WORK TO COMPLETE:
Search each line of the data for the word "Vacations"; copy every line where it is found.

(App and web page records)
◇ ◇ ◇ ◇

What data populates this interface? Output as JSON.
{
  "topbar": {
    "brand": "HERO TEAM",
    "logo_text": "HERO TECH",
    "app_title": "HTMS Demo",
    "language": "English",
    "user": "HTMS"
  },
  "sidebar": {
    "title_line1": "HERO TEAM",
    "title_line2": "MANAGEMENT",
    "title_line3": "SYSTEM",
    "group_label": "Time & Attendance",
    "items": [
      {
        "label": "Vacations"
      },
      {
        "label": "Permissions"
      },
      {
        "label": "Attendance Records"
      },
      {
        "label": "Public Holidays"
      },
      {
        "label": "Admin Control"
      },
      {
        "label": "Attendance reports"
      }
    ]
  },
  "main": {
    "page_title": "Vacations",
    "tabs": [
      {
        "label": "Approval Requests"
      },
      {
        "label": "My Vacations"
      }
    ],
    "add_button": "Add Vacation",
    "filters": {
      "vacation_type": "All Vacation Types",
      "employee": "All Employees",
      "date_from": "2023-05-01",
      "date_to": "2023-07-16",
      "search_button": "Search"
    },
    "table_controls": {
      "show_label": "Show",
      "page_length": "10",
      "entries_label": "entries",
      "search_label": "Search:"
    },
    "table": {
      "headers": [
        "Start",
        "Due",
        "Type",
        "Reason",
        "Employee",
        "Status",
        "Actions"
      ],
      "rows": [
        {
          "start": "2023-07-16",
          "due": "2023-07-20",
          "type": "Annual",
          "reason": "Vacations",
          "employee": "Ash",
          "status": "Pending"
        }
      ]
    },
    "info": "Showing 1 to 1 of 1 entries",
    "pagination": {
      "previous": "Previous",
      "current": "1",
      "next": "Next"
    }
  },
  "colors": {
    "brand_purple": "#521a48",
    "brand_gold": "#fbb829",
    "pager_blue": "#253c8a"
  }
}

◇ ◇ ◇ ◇

FINISHED TASK:
        "label": "Vacations"
    "page_title": "Vacations",
        "label": "My Vacations"
          "reason": "Vacations",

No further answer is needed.